Component data from apps and pages:
========

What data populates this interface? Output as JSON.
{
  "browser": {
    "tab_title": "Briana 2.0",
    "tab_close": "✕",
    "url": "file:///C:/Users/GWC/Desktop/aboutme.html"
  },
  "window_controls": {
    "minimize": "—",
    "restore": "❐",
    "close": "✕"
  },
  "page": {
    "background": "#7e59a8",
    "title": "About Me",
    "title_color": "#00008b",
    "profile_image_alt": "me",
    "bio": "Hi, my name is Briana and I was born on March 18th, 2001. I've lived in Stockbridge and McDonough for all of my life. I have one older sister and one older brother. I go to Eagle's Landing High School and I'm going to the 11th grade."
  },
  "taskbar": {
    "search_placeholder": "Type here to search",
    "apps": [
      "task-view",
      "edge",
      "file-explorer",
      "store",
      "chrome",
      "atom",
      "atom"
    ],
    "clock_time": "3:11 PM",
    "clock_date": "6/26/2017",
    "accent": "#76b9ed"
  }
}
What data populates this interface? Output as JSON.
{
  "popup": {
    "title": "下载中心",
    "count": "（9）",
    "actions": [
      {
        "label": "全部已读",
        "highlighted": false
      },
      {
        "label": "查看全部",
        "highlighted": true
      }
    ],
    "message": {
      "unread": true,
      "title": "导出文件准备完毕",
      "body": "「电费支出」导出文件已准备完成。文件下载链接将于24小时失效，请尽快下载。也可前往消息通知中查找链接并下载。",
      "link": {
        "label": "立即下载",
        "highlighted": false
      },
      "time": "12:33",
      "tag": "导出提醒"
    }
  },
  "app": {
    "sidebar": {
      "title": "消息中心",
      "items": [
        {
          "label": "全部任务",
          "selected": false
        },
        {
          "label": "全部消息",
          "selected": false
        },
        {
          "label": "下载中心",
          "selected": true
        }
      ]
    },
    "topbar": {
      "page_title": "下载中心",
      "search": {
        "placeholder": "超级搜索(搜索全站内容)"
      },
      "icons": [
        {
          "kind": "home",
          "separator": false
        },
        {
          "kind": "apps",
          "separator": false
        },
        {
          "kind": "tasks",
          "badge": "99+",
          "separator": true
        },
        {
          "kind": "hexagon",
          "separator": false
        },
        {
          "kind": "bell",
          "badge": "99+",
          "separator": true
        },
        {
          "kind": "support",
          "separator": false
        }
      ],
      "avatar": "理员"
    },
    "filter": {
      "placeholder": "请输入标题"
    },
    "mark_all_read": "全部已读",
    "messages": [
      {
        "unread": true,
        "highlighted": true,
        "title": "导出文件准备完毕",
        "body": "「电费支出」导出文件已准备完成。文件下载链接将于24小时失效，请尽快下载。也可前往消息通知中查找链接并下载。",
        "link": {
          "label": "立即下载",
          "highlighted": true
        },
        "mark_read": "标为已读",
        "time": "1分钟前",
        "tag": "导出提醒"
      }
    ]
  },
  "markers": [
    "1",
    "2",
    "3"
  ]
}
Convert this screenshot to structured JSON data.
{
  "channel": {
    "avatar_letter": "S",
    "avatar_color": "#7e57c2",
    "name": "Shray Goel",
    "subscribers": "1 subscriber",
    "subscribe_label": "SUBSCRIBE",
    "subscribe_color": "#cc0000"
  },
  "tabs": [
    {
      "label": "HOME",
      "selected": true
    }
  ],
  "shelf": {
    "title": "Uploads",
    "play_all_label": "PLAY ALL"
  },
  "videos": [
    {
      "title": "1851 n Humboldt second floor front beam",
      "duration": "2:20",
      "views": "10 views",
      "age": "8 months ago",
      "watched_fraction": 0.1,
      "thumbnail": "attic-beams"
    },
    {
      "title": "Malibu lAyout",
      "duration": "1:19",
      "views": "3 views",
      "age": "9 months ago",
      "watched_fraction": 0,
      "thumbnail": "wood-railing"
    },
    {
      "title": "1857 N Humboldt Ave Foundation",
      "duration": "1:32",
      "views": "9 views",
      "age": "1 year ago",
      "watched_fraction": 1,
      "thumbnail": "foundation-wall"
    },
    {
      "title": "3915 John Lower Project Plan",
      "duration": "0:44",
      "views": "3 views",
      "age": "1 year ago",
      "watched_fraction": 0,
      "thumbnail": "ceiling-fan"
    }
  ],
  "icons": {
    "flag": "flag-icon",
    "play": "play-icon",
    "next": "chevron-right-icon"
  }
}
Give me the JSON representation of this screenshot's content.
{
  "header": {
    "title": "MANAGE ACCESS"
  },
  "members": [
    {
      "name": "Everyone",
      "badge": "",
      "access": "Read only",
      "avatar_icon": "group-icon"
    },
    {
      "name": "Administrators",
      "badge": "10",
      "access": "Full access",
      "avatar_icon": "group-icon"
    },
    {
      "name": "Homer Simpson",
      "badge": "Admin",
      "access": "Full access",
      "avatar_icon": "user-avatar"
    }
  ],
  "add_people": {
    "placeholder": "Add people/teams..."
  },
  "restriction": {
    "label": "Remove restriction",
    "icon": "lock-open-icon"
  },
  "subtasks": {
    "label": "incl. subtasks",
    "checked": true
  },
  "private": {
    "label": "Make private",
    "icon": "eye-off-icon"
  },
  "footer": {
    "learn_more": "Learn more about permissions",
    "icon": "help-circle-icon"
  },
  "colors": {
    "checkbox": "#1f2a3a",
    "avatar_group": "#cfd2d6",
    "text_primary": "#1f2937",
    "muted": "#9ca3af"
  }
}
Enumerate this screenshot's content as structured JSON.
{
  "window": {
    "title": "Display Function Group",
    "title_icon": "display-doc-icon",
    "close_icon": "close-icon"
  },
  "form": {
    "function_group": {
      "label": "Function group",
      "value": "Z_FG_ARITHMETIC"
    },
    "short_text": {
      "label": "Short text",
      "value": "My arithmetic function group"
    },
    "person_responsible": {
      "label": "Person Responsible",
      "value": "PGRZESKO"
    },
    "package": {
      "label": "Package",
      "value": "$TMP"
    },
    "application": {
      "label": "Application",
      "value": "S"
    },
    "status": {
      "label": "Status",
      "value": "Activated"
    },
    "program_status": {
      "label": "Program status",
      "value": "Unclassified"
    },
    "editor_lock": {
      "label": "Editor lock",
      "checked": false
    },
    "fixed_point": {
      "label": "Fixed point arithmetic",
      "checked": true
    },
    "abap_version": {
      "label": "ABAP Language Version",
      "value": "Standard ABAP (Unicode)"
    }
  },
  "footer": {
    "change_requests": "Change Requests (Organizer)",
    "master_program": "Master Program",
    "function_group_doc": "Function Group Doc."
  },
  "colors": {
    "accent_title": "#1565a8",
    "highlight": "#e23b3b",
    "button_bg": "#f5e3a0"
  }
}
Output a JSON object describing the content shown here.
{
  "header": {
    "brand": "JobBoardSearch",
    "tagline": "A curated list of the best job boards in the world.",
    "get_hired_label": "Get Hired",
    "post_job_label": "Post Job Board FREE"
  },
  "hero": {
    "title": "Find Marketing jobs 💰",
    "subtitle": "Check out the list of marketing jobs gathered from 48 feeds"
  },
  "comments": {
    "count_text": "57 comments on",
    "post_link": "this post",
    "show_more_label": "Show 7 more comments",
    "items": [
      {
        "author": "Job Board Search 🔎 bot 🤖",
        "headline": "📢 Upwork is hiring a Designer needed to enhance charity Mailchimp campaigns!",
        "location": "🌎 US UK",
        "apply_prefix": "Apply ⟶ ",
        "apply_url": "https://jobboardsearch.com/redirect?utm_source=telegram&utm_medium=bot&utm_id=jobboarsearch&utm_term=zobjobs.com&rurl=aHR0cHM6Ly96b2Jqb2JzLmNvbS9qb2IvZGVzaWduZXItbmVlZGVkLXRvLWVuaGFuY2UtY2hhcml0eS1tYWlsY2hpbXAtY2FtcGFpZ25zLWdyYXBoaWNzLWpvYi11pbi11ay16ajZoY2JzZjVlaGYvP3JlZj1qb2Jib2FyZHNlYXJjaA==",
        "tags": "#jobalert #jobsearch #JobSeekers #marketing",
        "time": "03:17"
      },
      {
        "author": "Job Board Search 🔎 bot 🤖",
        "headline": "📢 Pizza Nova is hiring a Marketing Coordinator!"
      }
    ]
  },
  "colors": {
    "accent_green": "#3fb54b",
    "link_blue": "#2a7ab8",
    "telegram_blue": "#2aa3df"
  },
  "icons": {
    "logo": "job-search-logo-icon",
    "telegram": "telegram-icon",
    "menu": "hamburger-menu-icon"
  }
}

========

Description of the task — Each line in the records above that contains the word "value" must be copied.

Answer for the task —
      "value": "Z_FG_ARITHMETIC"
      "value": "My arithmetic function group"
      "value": "PGRZESKO"
      "value": "$TMP"
      "value": "S"
      "value": "Activated"
      "value": "Unclassified"
      "value": "Standard ABAP (Unicode)"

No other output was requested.